## The problem:
Among the lines of the records, please find those that contain the word "username" and copy them.

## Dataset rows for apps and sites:
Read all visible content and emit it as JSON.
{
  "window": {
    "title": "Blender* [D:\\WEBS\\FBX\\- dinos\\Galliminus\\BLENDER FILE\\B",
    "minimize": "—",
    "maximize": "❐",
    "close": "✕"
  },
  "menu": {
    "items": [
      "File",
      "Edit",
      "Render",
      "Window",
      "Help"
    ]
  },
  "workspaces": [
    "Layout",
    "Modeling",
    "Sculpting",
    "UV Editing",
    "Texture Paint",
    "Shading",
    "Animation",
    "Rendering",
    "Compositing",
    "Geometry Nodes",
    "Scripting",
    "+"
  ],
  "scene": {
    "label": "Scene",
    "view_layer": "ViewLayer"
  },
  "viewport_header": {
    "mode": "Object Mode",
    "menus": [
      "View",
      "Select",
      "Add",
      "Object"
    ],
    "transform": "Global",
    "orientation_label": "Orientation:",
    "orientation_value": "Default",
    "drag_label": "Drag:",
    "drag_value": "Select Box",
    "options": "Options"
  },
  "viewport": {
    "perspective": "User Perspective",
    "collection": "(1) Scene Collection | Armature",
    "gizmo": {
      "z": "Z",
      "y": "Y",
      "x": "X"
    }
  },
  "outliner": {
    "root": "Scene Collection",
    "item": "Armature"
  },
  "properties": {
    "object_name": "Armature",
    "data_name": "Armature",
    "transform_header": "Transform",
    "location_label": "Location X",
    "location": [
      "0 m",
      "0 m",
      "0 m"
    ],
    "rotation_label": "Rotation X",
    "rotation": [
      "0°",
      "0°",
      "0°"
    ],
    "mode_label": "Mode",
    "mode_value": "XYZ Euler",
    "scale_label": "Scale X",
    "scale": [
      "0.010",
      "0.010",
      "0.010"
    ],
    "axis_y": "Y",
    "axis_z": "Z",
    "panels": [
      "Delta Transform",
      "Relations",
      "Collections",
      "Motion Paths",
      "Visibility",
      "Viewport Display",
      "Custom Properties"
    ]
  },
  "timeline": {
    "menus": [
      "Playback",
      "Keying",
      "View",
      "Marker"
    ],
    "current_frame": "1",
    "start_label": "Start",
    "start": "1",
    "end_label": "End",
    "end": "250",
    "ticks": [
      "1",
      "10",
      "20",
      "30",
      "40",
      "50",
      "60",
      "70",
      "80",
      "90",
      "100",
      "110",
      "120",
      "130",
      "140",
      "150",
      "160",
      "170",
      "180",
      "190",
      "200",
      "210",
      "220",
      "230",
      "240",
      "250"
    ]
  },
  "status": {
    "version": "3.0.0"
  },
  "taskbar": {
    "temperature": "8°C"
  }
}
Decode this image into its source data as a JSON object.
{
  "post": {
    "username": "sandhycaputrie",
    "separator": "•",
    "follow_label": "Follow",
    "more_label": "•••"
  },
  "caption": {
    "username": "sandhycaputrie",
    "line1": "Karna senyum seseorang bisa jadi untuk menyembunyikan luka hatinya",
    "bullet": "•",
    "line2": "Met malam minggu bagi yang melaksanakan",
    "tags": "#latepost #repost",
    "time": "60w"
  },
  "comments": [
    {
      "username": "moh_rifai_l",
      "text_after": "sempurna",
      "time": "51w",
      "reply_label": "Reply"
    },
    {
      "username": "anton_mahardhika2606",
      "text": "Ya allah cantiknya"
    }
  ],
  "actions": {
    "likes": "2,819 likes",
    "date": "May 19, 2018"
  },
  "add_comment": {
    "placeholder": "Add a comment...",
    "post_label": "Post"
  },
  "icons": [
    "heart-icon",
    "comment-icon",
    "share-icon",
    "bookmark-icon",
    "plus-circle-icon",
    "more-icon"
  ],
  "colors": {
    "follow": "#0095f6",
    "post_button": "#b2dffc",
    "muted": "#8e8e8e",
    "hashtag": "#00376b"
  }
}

## Result of this task:
    "username": "sandhycaputrie",
    "username": "sandhycaputrie",
      "username": "moh_rifai_l",
      "username": "anton_mahardhika2606",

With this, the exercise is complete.